If they’re cool with that and give you everything you need, then you’re good to go. They could become a client for life. More often than not, though, this client is the type that falls to the wayside after a few gigs.
The Client Who Doesn’t Pay on Time
Now, this client is a little less troublesome. The entire process of working with them could be great! You get along! You love the work!
Then you invoice them. Payment is due in 14 days.
You ping them after the 14 days is up.
You ping them again.
Three weeks later, five total weeks after the invoice was sent, they email you back and say, Oh, we had no idea you hadn’t been paid yet! We’re so sorry! We’ll mail you a check!
The check is “lost” in the mail.
Meanwhile, they’re asking you to work on other projects.
Reader, don’t do it. Don’t you dare lift another finger until they pay up. Don’t let them treat you like that. In fact, why did you even wait until after the payment was late to follow up? If it’s the week of the payment being due and you’ve yet to see a payment come through, you make sure (nicely) that they’re going to pay up on time. Just leave a litttttttle hint of threat in the email. Say something like…
I just wanted to check in on the status of this invoice. I notice that it’s due at the end of the week and so I thought I’d check back. I’d hate for any of our other projects to be delayed while the payment processes!
Your Favorite Freelancer
Once they get the idea that them not paying you is going to result in them not getting what they want (more work), then you’ll notice a change. If not, though, it means they probably think you’re bluffing, or that they don’t need you that badly. In those cases, drop them. Either they’ll come back later with promises of better behavior (and you’ll have to decide whether or not it’s worth taking them on as a client again) or they won’t (which means you didn’t really need them in the first place).
The Client Who is Just Plain Difficult
Why do some people have to make everything a chore? Are they looking for extra ways to make their lives more difficult than they have to be?
Unfortunately, some of these people end up as your clients.*
They don’t answer your emails, but then ask you why you didn’t do something. Well, if they had read your email, they would’ve seen your multiple questions regarding that something that all needed to be answered in order for you to do your job.
They refuse to acknowledge any kind of communication other than communication sent through some sort of company program, whatever they prefer — Slack, Trello, you name it.
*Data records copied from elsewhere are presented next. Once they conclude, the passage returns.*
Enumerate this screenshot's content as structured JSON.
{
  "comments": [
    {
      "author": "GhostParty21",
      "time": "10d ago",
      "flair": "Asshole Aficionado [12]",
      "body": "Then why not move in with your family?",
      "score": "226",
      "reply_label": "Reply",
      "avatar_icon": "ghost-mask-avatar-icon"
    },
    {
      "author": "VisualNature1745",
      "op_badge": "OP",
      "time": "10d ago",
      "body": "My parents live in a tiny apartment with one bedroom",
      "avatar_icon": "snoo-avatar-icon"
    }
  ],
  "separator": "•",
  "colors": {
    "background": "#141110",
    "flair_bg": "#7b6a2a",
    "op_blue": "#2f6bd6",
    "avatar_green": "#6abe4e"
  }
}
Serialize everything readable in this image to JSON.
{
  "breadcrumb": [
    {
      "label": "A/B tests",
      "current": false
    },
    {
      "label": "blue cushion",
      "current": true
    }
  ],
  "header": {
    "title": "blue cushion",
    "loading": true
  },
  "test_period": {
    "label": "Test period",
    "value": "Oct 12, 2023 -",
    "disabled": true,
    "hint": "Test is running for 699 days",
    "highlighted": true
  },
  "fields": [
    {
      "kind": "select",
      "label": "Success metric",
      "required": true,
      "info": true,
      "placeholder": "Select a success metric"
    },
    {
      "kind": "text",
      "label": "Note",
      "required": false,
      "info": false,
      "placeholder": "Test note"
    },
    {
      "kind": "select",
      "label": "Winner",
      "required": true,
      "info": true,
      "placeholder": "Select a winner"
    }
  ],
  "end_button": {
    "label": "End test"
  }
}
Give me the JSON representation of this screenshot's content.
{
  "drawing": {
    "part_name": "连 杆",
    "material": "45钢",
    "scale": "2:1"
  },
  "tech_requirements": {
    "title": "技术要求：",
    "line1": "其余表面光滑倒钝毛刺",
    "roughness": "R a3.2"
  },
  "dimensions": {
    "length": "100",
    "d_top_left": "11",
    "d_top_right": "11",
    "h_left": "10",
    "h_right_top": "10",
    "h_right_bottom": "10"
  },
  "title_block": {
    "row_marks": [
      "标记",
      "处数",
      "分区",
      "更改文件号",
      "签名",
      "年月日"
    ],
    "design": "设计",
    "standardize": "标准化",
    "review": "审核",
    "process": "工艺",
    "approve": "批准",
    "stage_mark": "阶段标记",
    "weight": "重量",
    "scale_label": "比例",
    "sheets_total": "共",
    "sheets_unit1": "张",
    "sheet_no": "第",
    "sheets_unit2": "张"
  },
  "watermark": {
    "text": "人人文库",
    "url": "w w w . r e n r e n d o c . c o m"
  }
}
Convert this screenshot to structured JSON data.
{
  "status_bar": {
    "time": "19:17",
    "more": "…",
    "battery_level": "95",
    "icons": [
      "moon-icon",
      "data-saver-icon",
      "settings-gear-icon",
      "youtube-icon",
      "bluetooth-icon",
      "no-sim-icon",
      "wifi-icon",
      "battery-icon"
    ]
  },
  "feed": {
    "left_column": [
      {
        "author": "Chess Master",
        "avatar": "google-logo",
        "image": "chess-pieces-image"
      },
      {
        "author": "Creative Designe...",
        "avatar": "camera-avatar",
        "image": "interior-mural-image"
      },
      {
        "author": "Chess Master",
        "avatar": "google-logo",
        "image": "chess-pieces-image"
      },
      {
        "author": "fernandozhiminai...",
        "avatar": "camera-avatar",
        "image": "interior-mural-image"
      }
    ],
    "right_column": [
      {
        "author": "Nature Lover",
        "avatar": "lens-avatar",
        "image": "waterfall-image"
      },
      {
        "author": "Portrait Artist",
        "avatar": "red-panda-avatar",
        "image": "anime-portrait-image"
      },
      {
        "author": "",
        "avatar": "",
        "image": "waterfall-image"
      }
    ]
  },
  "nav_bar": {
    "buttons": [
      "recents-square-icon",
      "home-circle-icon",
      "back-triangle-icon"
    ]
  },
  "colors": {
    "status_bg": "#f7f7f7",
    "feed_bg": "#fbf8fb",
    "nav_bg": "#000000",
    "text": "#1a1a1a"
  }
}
They need to provide you with deliverables in order for you to meet a deadline (copy to go into some graphic design; research or quotes to add into an article or press release; etc.) and wait until the last second to do so…but then still expect you to meet the same deadline.
These clients are the ones who can really make you go gray. However, sometimes it might just be a lack of oversight on their part. They may not even see how their bad behavior is impacting you.
Explain it, gently. Show them the benefits of better behavior (if you get me that copy several days in advance, I can spend more time making the graphics look as nice as possible, without having to rush them and potentially make mistakes).
If they learn, great. If not, find someone else to work with. They’re not worth the stress.
*NOTE: Everyone has their quirks and every client has them, too. If they ask you to go out of your way to do one little thing here or there, don’t think too much of it. That’s not being difficult, that’s just being human. It’s when this type of behavior is widespread and constant that you might have a “just plain difficult” client on your hands.
But That’s Not All, Folks…
These are only three of the most problematic freelance clients out there. Keep reading for the other three, in How to Deal with a Bad Freelance Client, Pt. 2.